MANCHESTER — Staff and faculty for the Manchester School District attended a professional development session on cultural diversity Tuesday. It was the last day of the school year in the district, as they were challenged to have the humility and strength to examine their attitudes on race and class and culture and “learn to see the things we are conditioned not to see.”
That was an important part of the message delivered by Dr. Paul Gorski, an associate professor at George Mason University in Fairfax, Va., who spoke about cultural diversity awareness.
Gorski acknowledged the red shirts worn by many members of the Manchester Education Association in the Practical Arts building auditorium at Manchester High School Central. “What we need in the schools today is that sense of solidarity,” Gorski said.
A consultant, presenter and trainer who provides guidance to schools and communities committed to equity and diversity, Gorski sympathized with the job of teachers whose students are constantly tested. “There’s a lot of pressure ... to close those achievement gaps,” he said.
But instead of resorting to stereotypes or looking for scapegoats, he urged his listeners not to pass down pressures they are feeling to students and not to teach to the tests.
Gorski cautioned against accepting deficit ideology.
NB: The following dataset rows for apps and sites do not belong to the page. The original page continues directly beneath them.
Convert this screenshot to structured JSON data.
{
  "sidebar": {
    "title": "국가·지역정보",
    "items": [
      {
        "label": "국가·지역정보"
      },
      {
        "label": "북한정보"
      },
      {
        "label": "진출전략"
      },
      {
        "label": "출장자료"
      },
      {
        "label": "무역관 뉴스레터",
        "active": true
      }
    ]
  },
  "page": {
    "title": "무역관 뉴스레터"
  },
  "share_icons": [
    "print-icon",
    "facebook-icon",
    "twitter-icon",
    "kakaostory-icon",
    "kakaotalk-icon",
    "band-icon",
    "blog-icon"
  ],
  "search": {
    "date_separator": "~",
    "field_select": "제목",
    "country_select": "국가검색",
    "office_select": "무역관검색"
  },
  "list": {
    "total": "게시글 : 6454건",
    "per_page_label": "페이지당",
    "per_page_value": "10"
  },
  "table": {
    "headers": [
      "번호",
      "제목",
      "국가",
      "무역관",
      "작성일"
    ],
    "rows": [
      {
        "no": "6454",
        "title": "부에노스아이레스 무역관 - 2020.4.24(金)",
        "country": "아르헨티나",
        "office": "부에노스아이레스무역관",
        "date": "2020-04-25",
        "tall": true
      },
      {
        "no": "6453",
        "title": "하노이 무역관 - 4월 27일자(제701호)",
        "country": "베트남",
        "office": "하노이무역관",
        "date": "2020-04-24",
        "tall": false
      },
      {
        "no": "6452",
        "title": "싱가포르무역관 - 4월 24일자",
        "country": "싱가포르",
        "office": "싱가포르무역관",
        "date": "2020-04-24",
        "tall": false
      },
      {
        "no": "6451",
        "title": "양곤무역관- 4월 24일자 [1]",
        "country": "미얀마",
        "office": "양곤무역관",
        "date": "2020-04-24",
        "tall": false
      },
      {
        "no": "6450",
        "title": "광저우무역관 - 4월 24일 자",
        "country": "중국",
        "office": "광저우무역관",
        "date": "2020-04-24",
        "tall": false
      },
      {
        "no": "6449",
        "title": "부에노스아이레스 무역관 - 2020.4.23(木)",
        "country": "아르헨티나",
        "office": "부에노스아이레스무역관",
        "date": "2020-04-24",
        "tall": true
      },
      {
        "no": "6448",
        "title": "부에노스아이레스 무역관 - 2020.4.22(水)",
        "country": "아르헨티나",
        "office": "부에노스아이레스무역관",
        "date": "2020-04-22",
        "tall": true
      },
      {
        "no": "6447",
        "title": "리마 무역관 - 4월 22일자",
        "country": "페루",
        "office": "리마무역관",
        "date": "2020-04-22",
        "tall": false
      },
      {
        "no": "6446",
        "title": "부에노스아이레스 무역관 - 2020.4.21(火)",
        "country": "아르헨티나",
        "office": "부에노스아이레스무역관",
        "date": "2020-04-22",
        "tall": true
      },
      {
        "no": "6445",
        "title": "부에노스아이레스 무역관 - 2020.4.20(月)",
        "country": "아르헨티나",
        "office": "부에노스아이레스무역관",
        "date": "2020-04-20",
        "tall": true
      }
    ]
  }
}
Saying parents don’t care or that students don’t want to learn are examples of deficit ideology, he said, and it’s important to get rid of passing the blame down the line.
But he admitted: “There is no silver bullet ... no simple set of strategies.” One of the problems is that most inequity is implicit, he said: “The stereotype is programmed into us.”
For example, he said, when students are complimented, boys are usually praised for their intelligence. What are girls most complimented on? Members of the audience called out and he agreed. “Yes, appearance,” he said. So why do we wonder, he said, why some girls dress the way they do when they get to middle school?
He asked: “Do we have the humility to reflect on that?”
Gorski asked the audience to remember a time when a teacher made us feel part of the group and supported, and then to remember a time when we felt excluded and humiliated. He said we remember those times, but, if asked, the teachers wouldn’t. He gave two such examples in his life, saying they had a lasting effect. He urged those in the audience to examine their assumptions about individual students, assumptions that are sometimes based on color or country of origin or economic status.
“Every family in this district wants their kids to succeed in school,” he said. “Your goals are the same as parents,” he said, despite occasional clashes.
He acknowledged that teachers sometimes feel beaten down and that’s when they are likely fall into reciting examples of deficit ideology. “Diversity is not the issue,” he said. Too often, we assign differences to students based on stereotypes that are not valid, he said.
Having said there are not 10 strategies for ensuring success for all students, Gorski offered a number of suggestions, suggesting audience members could pick and choose.
One of the simplest, but very important strategies is to learn to pronounce a student’s full name correctly, even if it requires repeated help from the student. “Children shouldn’t have to check their identities at the door,” he said, and use an Anglicized name for the teacher’s benefit.
Among the others: review learning materials for subtle bias, because using it is an endorsement; incorporate arts and movement into teaching, because studies show it has the biggest impact on marginalized students; have high expectations for all students, because they will work up to the curriculum; create opportunities for involving families, including those who work multiple jobs and/or lack transportation during normal meeting times; reach out to low income, English Language Learner and other families for whom school sometimes has been a hostile place.
Gorski urged those in the audience to remember that we think of “our group” as very diverse, but we often think of other groups as monolithic.
When it comes to making those changes necessary to ensure all children reach their full potential, Gorski assured his audience: “Nobody can do this better than educators. We are built for this.”
After Gorski’s speech, attendees broke into groups to discuss what they had heard.